Increasingly often, we hear this complaint from our clients. Suddenly they are being kicked out of the loop when it comes to research projects. Global sources the projects and then fields them in local markets – sometimes without even telling or involving the affiliates. These projects can go through many layers of handling and management before a moderator and respondent(s) sit down in the same room. In a worst case scenario, this can look like a game of broken telephone, with muddied objectives and watered-down results. Yet some of our best clients seem to have learned a few tricks for still getting an optimal result. Here’s what they have shared with us:

  1. The researcher or product team at the local affiliate has built a strong relationship with their counterpart(s) at Global.
  2. They have specifically requested that if moderation is to be outsourced, one of their preferred local suppliers should be considered.
  3. Local researchers take time to get involved with the briefings themselves, so they can contribute home field tips that will make the project go more smoothly.
  4. Global requires that suppliers at the top of the research chain facilitate a dialogue between the local moderator or field service and the home town affiliate.
  5. Field Managers or Project Directors ensure that everyone can reach the right person to answer a question or deal with an issue in the fewest number of steps.
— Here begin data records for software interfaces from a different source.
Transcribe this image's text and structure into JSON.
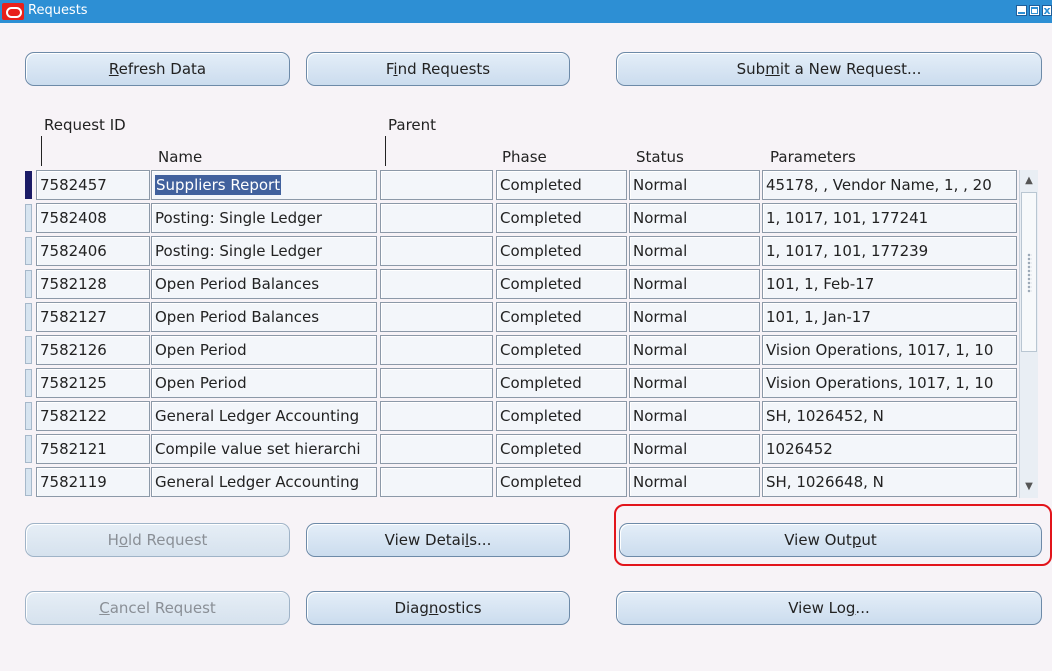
{
  "window": {
    "title": "Requests"
  },
  "buttons": {
    "refresh": {
      "pre": "",
      "u": "R",
      "post": "efresh Data"
    },
    "find": {
      "pre": "F",
      "u": "i",
      "post": "nd Requests"
    },
    "submit": {
      "pre": "Sub",
      "u": "m",
      "post": "it a New Request..."
    },
    "hold": {
      "pre": "H",
      "u": "o",
      "post": "ld Request"
    },
    "view_details": {
      "pre": "View Detai",
      "u": "l",
      "post": "s..."
    },
    "view_output": {
      "pre": "View Out",
      "u": "p",
      "post": "ut"
    },
    "cancel": {
      "pre": "",
      "u": "C",
      "post": "ancel Request"
    },
    "diagnostics": {
      "pre": "Diag",
      "u": "n",
      "post": "ostics"
    },
    "view_log": {
      "pre": "View Lo",
      "u": "g",
      "post": "..."
    }
  },
  "table": {
    "headers": {
      "request_id": "Request ID",
      "parent": "Parent",
      "name": "Name",
      "phase": "Phase",
      "status": "Status",
      "parameters": "Parameters"
    },
    "rows": [
      {
        "id": "7582457",
        "name": "Suppliers Report",
        "parent": "",
        "phase": "Completed",
        "status": "Normal",
        "params": "45178, , Vendor Name, 1, , 20"
      },
      {
        "id": "7582408",
        "name": "Posting: Single Ledger",
        "parent": "",
        "phase": "Completed",
        "status": "Normal",
        "params": "1, 1017, 101, 177241"
      },
      {
        "id": "7582406",
        "name": "Posting: Single Ledger",
        "parent": "",
        "phase": "Completed",
        "status": "Normal",
        "params": "1, 1017, 101, 177239"
      },
      {
        "id": "7582128",
        "name": "Open Period Balances",
        "parent": "",
        "phase": "Completed",
        "status": "Normal",
        "params": "101, 1, Feb-17"
      },
      {
        "id": "7582127",
        "name": "Open Period Balances",
        "parent": "",
        "phase": "Completed",
        "status": "Normal",
        "params": "101, 1, Jan-17"
      },
      {
        "id": "7582126",
        "name": "Open Period",
        "parent": "",
        "phase": "Completed",
        "status": "Normal",
        "params": "Vision Operations, 1017, 1, 10"
      },
      {
        "id": "7582125",
        "name": "Open Period",
        "parent": "",
        "phase": "Completed",
        "status": "Normal",
        "params": "Vision Operations, 1017, 1, 10"
      },
      {
        "id": "7582122",
        "name": "General Ledger Accounting",
        "parent": "",
        "phase": "Completed",
        "status": "Normal",
        "params": "SH, 1026452, N"
      },
      {
        "id": "7582121",
        "name": "Compile value set hierarchi",
        "parent": "",
        "phase": "Completed",
        "status": "Normal",
        "params": "1026452"
      },
      {
        "id": "7582119",
        "name": "General Ledger Accounting",
        "parent": "",
        "phase": "Completed",
        "status": "Normal",
        "params": "SH, 1026648, N"
      }
    ]
  },
  "colors": {
    "titlebar": "#2d8fd4",
    "highlight": "#e2141b",
    "selection": "#41619d"
  }
}
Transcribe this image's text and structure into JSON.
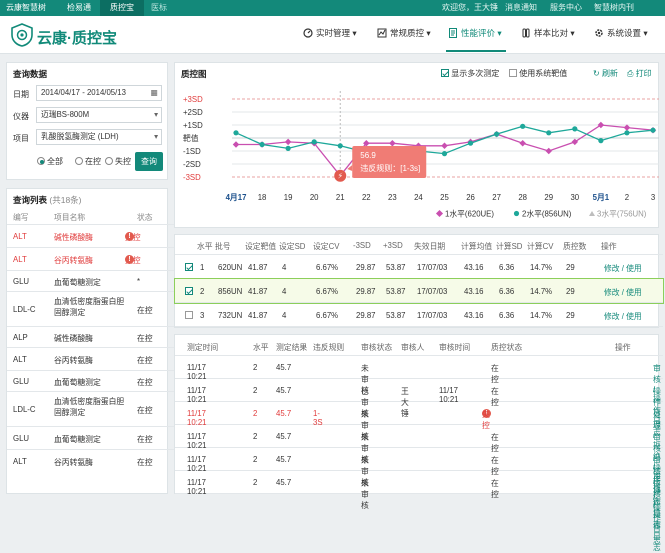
{
  "topbar": {
    "tabs": [
      "云康智慧树",
      "检易通",
      "质控宝",
      "医标"
    ],
    "right": [
      "欢迎您，王大锤",
      "消息通知",
      "服务中心",
      "智慧树内刊"
    ]
  },
  "header": {
    "brand": "云康·质控宝",
    "nav": [
      "实时管理",
      "常规质控",
      "性能评价",
      "样本比对",
      "系统设置"
    ]
  },
  "query": {
    "title": "查询数据",
    "date_label": "日期",
    "date_value": "2014/04/17 - 2014/05/13",
    "instrument_label": "仪器",
    "instrument_value": "迈瑞BS-800M",
    "item_label": "项目",
    "item_value": "乳酸脱氢酶测定 (LDH)",
    "radios": [
      "全部",
      "在控",
      "失控"
    ],
    "button": "查询"
  },
  "list": {
    "title": "查询列表",
    "count": "(共18条)",
    "headers": [
      "编写",
      "项目名称",
      "状态"
    ],
    "rows": [
      {
        "code": "ALT",
        "name": "碱性磷酸酶",
        "status": "失控",
        "alert": true
      },
      {
        "code": "ALT",
        "name": "谷丙转氨酶",
        "status": "失控",
        "alert": true
      },
      {
        "code": "GLU",
        "name": "血葡萄糖测定",
        "status": "*",
        "alert": false
      },
      {
        "code": "LDL-C",
        "name": "血清低密度脂蛋白胆固醇测定",
        "status": "在控",
        "alert": false
      },
      {
        "code": "ALP",
        "name": "碱性磷酸酶",
        "status": "在控",
        "alert": false
      },
      {
        "code": "ALT",
        "name": "谷丙转氨酶",
        "status": "在控",
        "alert": false
      },
      {
        "code": "GLU",
        "name": "血葡萄糖测定",
        "status": "在控",
        "alert": false
      },
      {
        "code": "LDL-C",
        "name": "血清低密度脂蛋白胆固醇测定",
        "status": "在控",
        "alert": false
      },
      {
        "code": "GLU",
        "name": "血葡萄糖测定",
        "status": "在控",
        "alert": false
      },
      {
        "code": "ALT",
        "name": "谷丙转氨酶",
        "status": "在控",
        "alert": false
      }
    ]
  },
  "chart": {
    "title": "质控图",
    "opt1": "显示多次测定",
    "opt2": "使用系统靶值",
    "refresh": "刷新",
    "print": "打印",
    "tooltip_value": "56.9",
    "tooltip_rule": "违反规则：[1-3s]"
  },
  "chart_data": {
    "type": "line",
    "y_ticks": [
      "+3SD",
      "+2SD",
      "+1SD",
      "靶值",
      "-1SD",
      "-2SD",
      "-3SD"
    ],
    "x_ticks": [
      "4月17",
      "18",
      "19",
      "20",
      "21",
      "22",
      "23",
      "24",
      "25",
      "26",
      "27",
      "28",
      "29",
      "30",
      "5月1",
      "2",
      "3"
    ],
    "series": [
      {
        "name": "1水平(620UE)",
        "color": "#c94fb0",
        "values": [
          -0.5,
          -0.5,
          -0.3,
          -0.4,
          -2.9,
          -0.4,
          -0.4,
          -0.6,
          -0.6,
          -0.3,
          0.3,
          -0.4,
          -1.0,
          -0.3,
          1.0,
          0.8,
          0.6
        ]
      },
      {
        "name": "2水平(856UN)",
        "color": "#1ea89a",
        "values": [
          0.4,
          -0.5,
          -0.8,
          -0.3,
          -0.6,
          -1.1,
          -1.3,
          -1.0,
          -1.2,
          -0.4,
          0.3,
          0.9,
          0.4,
          0.7,
          -0.2,
          0.4,
          0.6
        ]
      },
      {
        "name": "3水平(756UN)",
        "color": "#bdbdbd",
        "values": []
      }
    ]
  },
  "levels": {
    "headers": [
      "水平",
      "批号",
      "设定靶值",
      "设定SD",
      "设定CV",
      "-3SD",
      "+3SD",
      "失效日期",
      "计算均值",
      "计算SD",
      "计算CV",
      "质控数",
      "操作"
    ],
    "rows": [
      {
        "checked": true,
        "level": "1",
        "lot": "620UN",
        "target": "41.87",
        "sd": "4",
        "cv": "6.67%",
        "m3": "29.87",
        "p3": "53.87",
        "exp": "17/07/03",
        "mean": "43.16",
        "csd": "6.36",
        "ccv": "14.7%",
        "n": "29",
        "op": "修改 / 使用"
      },
      {
        "checked": true,
        "level": "2",
        "lot": "856UN",
        "target": "41.87",
        "sd": "4",
        "cv": "6.67%",
        "m3": "29.87",
        "p3": "53.87",
        "exp": "17/07/03",
        "mean": "43.16",
        "csd": "6.36",
        "ccv": "14.7%",
        "n": "29",
        "op": "修改 / 使用"
      },
      {
        "checked": false,
        "level": "3",
        "lot": "732UN",
        "target": "41.87",
        "sd": "4",
        "cv": "6.67%",
        "m3": "29.87",
        "p3": "53.87",
        "exp": "17/07/03",
        "mean": "43.16",
        "csd": "6.36",
        "ccv": "14.7%",
        "n": "29",
        "op": "修改 / 使用"
      }
    ]
  },
  "records": {
    "headers": [
      "测定时间",
      "水平",
      "测定结果",
      "违反规则",
      "审核状态",
      "审核人",
      "审核时间",
      "质控状态",
      "操作"
    ],
    "rows": [
      {
        "time": "11/17 10:21",
        "level": "2",
        "result": "45.7",
        "rule": "",
        "audit": "未审核",
        "auditor": "",
        "atime": "",
        "state": "在控",
        "op": "审核 / 操作日志",
        "bad": false
      },
      {
        "time": "11/17 10:21",
        "level": "2",
        "result": "45.7",
        "rule": "",
        "audit": "已审核",
        "auditor": "王大锤",
        "atime": "11/17 10:21",
        "state": "在控",
        "op": "操作日志",
        "bad": false
      },
      {
        "time": "11/17 10:21",
        "level": "2",
        "result": "45.7",
        "rule": "1-3S",
        "audit": "未审核",
        "auditor": "",
        "atime": "",
        "state": "失控",
        "op": "处理 / 拒绝 / 审核 / 操作日志",
        "bad": true
      },
      {
        "time": "11/17 10:21",
        "level": "2",
        "result": "45.7",
        "rule": "",
        "audit": "未审核",
        "auditor": "",
        "atime": "",
        "state": "在控",
        "op": "审核 / 操作日志",
        "bad": false
      },
      {
        "time": "11/17 10:21",
        "level": "2",
        "result": "45.7",
        "rule": "",
        "audit": "未审核",
        "auditor": "",
        "atime": "",
        "state": "在控",
        "op": "审核 / 操作日志",
        "bad": false
      },
      {
        "time": "11/17 10:21",
        "level": "2",
        "result": "45.7",
        "rule": "",
        "audit": "未审核",
        "auditor": "",
        "atime": "",
        "state": "在控",
        "op": "审核 / 操作日志",
        "bad": false
      }
    ]
  }
}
We’ve seen some tremendous results when our clients have taken these steps. First, the local researcher has a chance to shine in front of more senior head office personnel. Secondly, there is often an opportunity to adapt questionnaires and discussion guides to eliminate questions that have been answered, or add probes about specific local issues. Some of our customers have also been able to pay for a local “advance copy” of their report, rather than waiting for multi-country results to be analyzed – allowing for faster decision-making – while keeping the field costs as Global’s line item.

These approaches can allow a result that is “glocal” at its finest – perhaps one of them will work for you! We’re happy to discuss how you can make the most of your research budgets.

Always optimizing,

Megann and Steve

Grammy Said Everything Comes in Threes

SwitchRecently we were discussing Chip and Dan Heath’s Switch: How to Change Things When Change is Hard. It’s a terrific book with some great insights into why rational arguments aren’t enough to get teams, families, businesses, or towns to go where they need to go. We don’t want to ruin the ending for you, but the Heath brothers break down the process into three critical components, all of which must be satisfied for the change to happen. Similarly, we’ve spoken many times with our clients about how, in order to adapt and grow, three parts of the organization must be modified: the strategy, the systems, and the structure. Product managers we know talk about successful products being dependent on people, products, and processes.

Why are these triumvirate models so logical, reasonable, and easy to understand? It’s because they’re all about metaphor. The best metaphor we know, came from a services marketing course Megann took at Queen’s University – it’s the three-legged stool. Whether your stool consists of a rider, and elephant and a path like the Heath brothers’ book, or whether it’s the triple-s organizational change model, or even the three p’s…people can easily grasp the idea that if you’re sitting on a three-legged stool, and one leg is broken, things aren’t going to turn out nicely.

So the next time you’re trying to make a change in your people, process, or product, we recommend you figure out what the three legs are, and make sure they’re all working in tandem.

Three-legged racing toward the finish line,

Megann and Steve